Ta-daaah! There’s never been anything like that plot before. Not.

The book never got further than chapter two, as the old guy wakes up in the Hotel Allison, but the name and the sense of Durwood Wakdjunkaga being a kind of alter ego for me (after all, who else was the youngster in the Hotel Allison but my surrogate?) have never gone away. In fact, I am going to play with the older-looks-at-younger-looks-at-older self for tomorrow’s post.

So it’s “Wakdjunkaga’s Blog” because it’s my blog, and pseudonymously I am Durwood Wakdjunkaga. In fact, if the students who have asked did as I suggested, I have even foisted the pen name on my replacement to use as the author of their choral reading piece, performed today at the Iowa High School Speech Association district large group contest in Monticello. (I hope they did well, especially since everyone was probably as excited—or more excited—about the Andrew Homecoming Dance tonight.)

I hope that explains why this is “Wakdjunkaga’s Blog.”

However, we still don’t know where or how I came up with Durwood Wakdjunkaga as a name.

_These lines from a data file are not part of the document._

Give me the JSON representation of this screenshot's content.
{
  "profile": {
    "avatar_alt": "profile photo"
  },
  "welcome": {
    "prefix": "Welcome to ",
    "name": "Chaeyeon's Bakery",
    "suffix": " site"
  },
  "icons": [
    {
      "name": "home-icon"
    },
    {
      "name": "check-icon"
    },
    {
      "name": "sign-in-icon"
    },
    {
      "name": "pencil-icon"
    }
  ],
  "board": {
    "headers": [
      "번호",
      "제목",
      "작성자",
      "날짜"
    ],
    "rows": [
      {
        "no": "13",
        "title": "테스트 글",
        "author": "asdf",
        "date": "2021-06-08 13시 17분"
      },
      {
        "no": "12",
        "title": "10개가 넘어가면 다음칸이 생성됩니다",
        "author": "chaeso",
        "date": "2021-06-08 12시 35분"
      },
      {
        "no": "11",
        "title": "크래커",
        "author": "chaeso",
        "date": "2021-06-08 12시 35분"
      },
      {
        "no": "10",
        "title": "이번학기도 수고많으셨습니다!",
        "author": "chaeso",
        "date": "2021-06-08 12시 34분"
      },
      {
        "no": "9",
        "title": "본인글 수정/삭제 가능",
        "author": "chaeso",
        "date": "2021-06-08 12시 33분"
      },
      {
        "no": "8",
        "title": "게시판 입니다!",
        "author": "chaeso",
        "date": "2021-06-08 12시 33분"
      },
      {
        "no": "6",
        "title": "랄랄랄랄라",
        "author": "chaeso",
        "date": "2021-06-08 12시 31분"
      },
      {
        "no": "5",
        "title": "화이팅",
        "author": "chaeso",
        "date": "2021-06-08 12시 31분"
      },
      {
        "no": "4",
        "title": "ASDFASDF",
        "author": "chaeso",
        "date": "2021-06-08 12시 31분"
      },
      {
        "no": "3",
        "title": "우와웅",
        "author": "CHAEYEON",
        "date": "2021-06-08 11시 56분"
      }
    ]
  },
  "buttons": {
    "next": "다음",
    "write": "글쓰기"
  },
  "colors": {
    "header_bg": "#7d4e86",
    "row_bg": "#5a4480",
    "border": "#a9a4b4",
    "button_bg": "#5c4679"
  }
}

As this post is definitely long enough, you will just have to wait for the rest of the story (along with waiting for the rest of “Details, Details”). Both will be forthcoming…

©2010 John Randolph Burrow, Magickal Monkey Enterprises, Ltd, S.A.